If you know who Juliette Binoche is, then you know about her dynamic range. Well, it most certainly hasn't been lost in the role of Maria Enders. In fact, it's in full effect here. This is a powerful performance that makes us believe in the character's tribulations. Kristen Stewart is captivating as Maria's assistant, Valentine. This just might be her most sincere performance to date, as she truly immerses us in this world. Her readings with Binoche are absolutely tense, only further enforcing the film's themes. The role of Jo-Ann Ellis is a very different one for Chloë Grace Moretz. After being so "hit and miss" over the years, it's great to see her playing a completely different character. She's entirely fitting here, as we're constantly made uncomfortable by her manipulative and explosive ways. This is a powerful trio of female performances that manage to hit the nail right on the head. It's nearly impossible to watch Binoche, Stewart, and Moretz without becoming hypnotized by their performances.
Assayas has a very particular style that illuminates Clouds of Sils Maria in the best way possible. There's a constant shift in the color palette, which lends to an ever-evolving story that acts very much like a play. A film that starts with a blue tone progressively becomes more yellow as time goes on. It continues to evolve throughout the picture's duration. This is only further enforced by the decision to utilize slow fades throughout the picture, giving the illusion of a stage play's dimming of the lights in order to move into the next scene. Yet, the picture has such a phenomenal sense of movement. Not long after hearing the news about Wilhelm, Maria is in the car with a storm of emotions raging in her head. The scene is shot from outside of the car, as the reflection of tree branches and other objects move horizontally across it, giving the sequence not only movement, but drama. Writer/director Olivier Assayas has a unique style of filmmaking that proves to be entirely captivating.
It seems to be increasingly difficult to find filmmaking that successfully captures the fear of aging, which is certainly a reality for many people around the world. This is a universal problem that affects everybody, and most filmmakers fail to handle the subject matter appropriately. Fortunately, writer/director Olivier Assayas has created something truly worthwhile. Told in the structure of a play, this is a film that approaches its themes with respect and intelligence. The well-written script is elevated by brilliant performances by Binoche, Stewart, and Moretz. This film can best be described as Brady Corbet puts it as Piers Roaldson, as being outside of time.

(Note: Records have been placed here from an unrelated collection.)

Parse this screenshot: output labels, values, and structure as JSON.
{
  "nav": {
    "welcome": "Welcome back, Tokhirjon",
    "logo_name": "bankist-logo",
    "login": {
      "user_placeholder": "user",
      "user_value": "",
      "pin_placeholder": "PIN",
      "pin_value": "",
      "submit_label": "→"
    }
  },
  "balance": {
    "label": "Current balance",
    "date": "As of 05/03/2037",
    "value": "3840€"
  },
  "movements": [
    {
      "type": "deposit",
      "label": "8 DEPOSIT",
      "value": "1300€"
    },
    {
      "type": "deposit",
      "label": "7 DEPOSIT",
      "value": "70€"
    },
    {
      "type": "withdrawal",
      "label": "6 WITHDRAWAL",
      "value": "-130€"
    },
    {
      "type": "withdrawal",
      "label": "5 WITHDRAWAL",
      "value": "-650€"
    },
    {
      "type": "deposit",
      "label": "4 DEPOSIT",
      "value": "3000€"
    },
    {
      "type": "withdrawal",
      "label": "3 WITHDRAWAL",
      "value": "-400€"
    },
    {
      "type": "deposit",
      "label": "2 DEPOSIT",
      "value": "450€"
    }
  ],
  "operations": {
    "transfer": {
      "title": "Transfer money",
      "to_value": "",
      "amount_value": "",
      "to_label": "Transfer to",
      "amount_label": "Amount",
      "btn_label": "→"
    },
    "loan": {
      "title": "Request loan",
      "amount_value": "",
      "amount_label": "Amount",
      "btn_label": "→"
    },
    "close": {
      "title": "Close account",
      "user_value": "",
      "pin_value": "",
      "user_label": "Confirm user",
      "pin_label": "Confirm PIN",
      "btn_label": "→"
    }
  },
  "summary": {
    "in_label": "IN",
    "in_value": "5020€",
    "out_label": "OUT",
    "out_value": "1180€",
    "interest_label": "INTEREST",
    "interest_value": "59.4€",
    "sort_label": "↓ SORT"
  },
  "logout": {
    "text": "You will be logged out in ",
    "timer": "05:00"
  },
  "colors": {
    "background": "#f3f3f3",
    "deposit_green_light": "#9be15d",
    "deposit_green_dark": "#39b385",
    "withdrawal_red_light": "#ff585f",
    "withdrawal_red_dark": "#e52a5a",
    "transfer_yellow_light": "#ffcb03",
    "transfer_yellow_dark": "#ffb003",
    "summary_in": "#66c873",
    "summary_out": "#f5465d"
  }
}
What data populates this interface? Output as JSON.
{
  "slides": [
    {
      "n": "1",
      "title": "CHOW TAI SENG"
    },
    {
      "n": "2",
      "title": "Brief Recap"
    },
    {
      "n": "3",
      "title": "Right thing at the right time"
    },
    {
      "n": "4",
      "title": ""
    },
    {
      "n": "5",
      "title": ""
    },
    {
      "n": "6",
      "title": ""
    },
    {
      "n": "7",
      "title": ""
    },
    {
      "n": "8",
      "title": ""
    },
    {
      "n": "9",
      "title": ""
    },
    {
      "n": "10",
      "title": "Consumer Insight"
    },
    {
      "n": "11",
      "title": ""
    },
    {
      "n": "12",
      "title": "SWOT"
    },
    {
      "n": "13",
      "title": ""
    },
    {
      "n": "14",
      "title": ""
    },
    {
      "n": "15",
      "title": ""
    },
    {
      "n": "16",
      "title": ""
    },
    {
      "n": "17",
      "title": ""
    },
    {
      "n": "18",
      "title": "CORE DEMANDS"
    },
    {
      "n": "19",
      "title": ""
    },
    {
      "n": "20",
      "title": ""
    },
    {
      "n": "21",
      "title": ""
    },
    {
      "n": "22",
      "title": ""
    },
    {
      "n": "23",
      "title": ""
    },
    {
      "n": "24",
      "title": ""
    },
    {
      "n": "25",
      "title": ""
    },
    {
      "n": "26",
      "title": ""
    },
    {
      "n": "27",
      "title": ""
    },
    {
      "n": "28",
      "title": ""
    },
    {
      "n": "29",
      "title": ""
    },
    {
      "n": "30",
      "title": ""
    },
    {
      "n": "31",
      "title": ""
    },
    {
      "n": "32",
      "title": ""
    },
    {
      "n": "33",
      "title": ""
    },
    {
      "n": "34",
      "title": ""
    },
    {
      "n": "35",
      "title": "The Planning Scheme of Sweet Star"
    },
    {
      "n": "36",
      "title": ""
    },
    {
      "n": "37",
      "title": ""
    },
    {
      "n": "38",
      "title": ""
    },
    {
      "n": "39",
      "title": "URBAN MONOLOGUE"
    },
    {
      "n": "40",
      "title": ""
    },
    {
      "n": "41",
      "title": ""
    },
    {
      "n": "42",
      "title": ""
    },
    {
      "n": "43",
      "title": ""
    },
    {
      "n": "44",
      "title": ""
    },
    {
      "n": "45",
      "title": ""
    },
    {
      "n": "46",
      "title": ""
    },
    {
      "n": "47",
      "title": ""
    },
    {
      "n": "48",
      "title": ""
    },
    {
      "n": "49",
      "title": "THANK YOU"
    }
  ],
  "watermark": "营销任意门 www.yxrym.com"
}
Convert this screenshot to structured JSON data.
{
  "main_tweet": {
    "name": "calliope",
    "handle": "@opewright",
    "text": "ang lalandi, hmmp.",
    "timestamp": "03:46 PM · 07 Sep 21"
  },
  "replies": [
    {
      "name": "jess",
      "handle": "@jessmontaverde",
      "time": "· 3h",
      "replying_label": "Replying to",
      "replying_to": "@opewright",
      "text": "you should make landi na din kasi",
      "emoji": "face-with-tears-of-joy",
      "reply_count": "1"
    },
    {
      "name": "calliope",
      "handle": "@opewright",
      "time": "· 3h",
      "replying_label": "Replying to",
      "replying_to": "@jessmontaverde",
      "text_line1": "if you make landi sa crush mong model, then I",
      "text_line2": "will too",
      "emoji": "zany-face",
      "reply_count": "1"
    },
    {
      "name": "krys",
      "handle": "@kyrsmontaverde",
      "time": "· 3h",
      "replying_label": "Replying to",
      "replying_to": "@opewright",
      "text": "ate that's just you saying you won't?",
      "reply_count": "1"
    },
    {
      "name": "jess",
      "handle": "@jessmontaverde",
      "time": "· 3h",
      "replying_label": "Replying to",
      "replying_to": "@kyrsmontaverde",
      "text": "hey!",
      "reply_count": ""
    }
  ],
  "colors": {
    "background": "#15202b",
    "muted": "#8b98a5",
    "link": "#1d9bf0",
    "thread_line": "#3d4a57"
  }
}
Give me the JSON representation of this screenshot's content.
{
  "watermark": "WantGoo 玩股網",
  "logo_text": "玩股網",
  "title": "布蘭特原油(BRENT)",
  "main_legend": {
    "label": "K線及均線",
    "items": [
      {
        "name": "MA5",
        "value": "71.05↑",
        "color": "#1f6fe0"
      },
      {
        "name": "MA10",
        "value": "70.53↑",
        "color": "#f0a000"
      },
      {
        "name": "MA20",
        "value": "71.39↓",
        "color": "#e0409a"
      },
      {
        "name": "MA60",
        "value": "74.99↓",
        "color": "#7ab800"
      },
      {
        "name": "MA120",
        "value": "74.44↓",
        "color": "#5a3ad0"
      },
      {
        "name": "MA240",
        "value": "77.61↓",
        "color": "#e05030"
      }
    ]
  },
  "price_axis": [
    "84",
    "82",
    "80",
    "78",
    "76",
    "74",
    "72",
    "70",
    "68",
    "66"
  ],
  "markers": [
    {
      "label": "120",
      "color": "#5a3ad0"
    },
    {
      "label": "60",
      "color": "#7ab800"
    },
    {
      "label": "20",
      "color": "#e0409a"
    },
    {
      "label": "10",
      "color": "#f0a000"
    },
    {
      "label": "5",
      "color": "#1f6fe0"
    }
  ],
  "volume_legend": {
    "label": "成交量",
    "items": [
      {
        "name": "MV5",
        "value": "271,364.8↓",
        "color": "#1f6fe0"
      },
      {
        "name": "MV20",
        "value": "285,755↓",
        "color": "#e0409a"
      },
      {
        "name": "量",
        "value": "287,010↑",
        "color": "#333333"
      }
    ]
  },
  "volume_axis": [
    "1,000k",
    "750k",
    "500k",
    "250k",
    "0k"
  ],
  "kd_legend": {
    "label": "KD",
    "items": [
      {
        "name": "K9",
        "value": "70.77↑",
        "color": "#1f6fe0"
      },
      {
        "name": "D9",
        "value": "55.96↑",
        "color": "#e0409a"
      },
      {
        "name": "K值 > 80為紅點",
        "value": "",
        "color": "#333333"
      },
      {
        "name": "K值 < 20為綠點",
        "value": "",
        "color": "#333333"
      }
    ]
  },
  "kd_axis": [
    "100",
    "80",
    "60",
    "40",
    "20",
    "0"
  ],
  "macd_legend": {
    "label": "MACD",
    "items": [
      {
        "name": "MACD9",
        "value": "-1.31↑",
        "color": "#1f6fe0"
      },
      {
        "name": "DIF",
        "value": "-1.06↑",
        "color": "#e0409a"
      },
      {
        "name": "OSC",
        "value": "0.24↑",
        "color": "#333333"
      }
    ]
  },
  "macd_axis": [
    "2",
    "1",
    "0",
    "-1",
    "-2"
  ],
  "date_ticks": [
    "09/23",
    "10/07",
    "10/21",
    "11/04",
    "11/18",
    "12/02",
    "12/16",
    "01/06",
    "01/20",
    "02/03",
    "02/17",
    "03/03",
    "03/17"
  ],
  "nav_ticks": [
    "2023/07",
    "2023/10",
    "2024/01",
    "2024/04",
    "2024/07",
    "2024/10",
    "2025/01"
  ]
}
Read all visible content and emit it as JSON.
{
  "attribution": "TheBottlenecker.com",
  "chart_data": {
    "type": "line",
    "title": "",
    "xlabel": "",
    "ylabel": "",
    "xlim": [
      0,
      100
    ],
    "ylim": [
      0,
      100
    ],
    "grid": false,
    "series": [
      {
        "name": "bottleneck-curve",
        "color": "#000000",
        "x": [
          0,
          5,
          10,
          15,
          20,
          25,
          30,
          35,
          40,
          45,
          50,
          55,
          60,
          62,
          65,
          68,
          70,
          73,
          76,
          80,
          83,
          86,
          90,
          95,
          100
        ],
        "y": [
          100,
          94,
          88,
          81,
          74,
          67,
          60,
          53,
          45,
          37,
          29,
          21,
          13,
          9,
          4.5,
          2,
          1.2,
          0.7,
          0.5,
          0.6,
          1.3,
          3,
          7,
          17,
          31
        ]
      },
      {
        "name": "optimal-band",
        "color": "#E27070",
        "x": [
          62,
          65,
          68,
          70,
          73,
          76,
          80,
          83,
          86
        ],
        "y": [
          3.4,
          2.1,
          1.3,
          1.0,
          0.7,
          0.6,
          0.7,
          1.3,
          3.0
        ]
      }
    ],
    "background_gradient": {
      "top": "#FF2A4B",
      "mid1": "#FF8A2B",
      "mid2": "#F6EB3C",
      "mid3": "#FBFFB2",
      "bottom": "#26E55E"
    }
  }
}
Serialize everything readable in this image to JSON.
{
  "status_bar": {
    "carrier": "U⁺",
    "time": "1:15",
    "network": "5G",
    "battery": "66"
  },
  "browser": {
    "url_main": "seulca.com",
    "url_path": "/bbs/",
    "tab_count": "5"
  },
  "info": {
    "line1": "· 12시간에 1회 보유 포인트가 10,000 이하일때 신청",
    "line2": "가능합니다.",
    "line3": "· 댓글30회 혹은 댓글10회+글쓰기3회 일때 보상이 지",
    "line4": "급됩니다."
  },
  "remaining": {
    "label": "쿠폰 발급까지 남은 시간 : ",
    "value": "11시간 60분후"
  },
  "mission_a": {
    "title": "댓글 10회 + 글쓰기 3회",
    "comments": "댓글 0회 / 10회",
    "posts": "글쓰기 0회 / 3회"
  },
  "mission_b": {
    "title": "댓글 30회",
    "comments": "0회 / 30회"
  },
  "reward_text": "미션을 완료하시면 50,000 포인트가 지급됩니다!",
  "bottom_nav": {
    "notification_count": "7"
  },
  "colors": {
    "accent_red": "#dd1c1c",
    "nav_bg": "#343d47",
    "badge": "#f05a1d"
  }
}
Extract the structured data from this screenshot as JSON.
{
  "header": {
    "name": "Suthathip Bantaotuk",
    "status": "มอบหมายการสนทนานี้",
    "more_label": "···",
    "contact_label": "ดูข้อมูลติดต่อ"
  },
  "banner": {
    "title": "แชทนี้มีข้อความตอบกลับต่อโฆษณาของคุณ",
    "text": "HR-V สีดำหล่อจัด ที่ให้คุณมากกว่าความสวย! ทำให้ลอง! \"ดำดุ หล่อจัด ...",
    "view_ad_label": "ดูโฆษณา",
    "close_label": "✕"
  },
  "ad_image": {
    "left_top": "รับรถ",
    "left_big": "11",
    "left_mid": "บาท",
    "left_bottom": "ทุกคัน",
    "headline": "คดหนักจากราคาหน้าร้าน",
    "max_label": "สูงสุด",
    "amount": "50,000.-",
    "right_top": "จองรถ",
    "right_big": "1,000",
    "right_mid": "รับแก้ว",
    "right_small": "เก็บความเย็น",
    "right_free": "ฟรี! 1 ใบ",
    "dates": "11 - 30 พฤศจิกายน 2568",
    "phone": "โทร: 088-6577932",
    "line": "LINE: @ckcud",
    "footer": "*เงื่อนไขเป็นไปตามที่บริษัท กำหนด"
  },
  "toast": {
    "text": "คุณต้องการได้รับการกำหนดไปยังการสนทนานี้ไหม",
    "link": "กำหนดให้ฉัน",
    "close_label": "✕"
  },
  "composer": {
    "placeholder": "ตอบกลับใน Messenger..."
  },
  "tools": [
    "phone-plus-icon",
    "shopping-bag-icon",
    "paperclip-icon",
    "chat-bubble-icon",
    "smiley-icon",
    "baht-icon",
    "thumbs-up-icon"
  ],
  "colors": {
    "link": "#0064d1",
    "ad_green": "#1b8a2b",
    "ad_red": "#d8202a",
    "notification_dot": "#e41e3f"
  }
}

Clouds of Sils Maria is transcendent in its grasp of humanity and perspective. Highly recommended!
Clouds of Sils Maria played at AFI FEST 2014 presented by Audi on November 7 and November 12.